#### [Task details]
The entries below are to be repeated exactly, with the pictures left out.

[Data extracted from a collection]

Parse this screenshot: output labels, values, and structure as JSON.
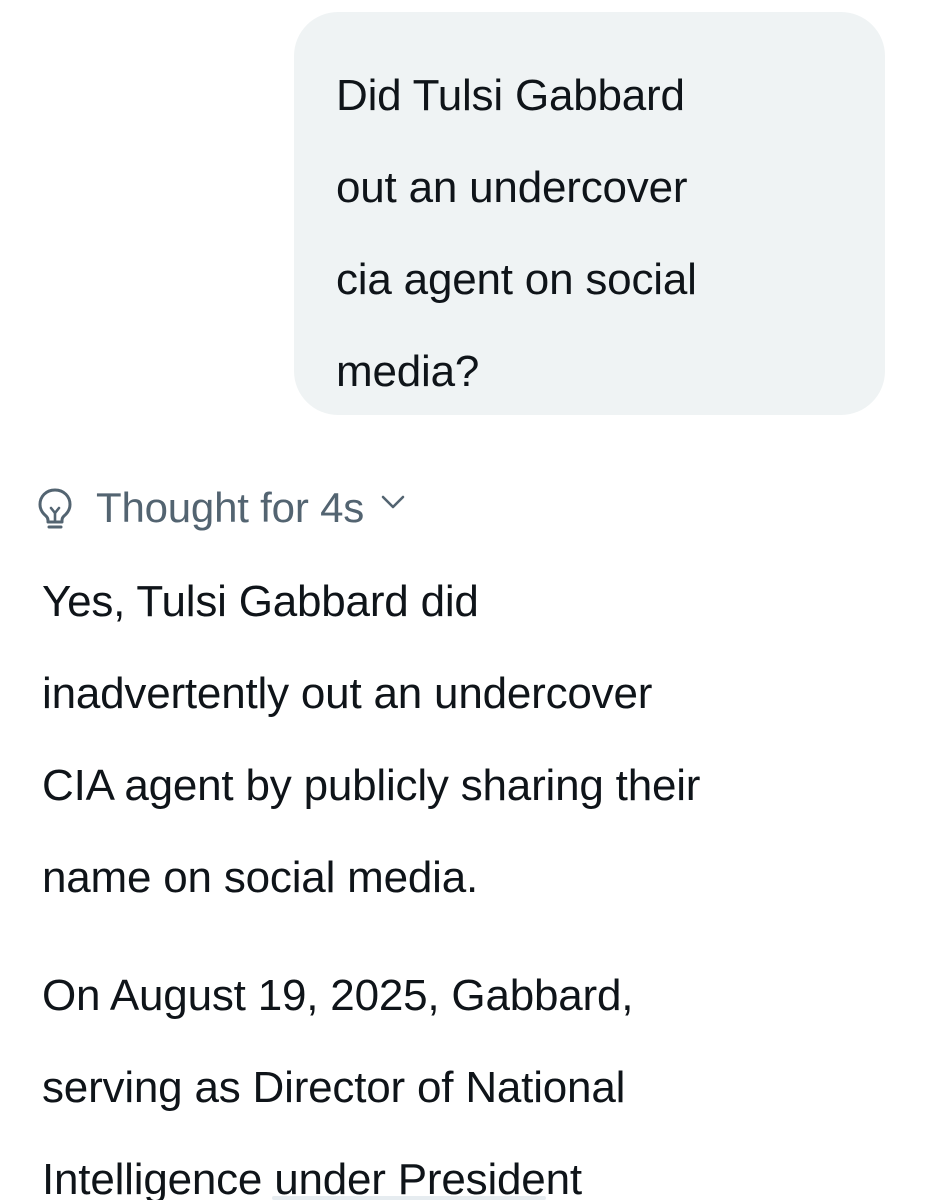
{
  "user_message": {
    "lines": [
      "Did Tulsi Gabbard",
      "out an undercover",
      "cia agent on social",
      "media?"
    ]
  },
  "thought": {
    "label": "Thought for 4s",
    "icon": "lightbulb-icon",
    "toggle_icon": "chevron-down-icon"
  },
  "answer": {
    "paragraph1_lines": [
      "Yes, Tulsi Gabbard did",
      "inadvertently out an undercover",
      "CIA agent by publicly sharing their",
      "name on social media."
    ],
    "paragraph2_lines": [
      "On August 19, 2025, Gabbard,",
      "serving as Director of National",
      "Intelligence under President"
    ]
  },
  "colors": {
    "bubble_bg": "#eff3f4",
    "text": "#0f1419",
    "muted": "#536471"
  }
}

#### [Problem solution]
Parse this screenshot: output labels, values, and structure as JSON.
{
  "user_message": {
    "lines": [
      "Did Tulsi Gabbard",
      "out an undercover",
      "cia agent on social",
      "media?"
    ]
  },
  "thought": {
    "label": "Thought for 4s",
    "icon": "lightbulb-icon",
    "toggle_icon": "chevron-down-icon"
  },
  "answer": {
    "paragraph1_lines": [
      "Yes, Tulsi Gabbard did",
      "inadvertently out an undercover",
      "CIA agent by publicly sharing their",
      "name on social media."
    ],
    "paragraph2_lines": [
      "On August 19, 2025, Gabbard,",
      "serving as Director of National",
      "Intelligence under President"
    ]
  },
  "colors": {
    "bubble_bg": "#eff3f4",
    "text": "#0f1419",
    "muted": "#536471"
  }
}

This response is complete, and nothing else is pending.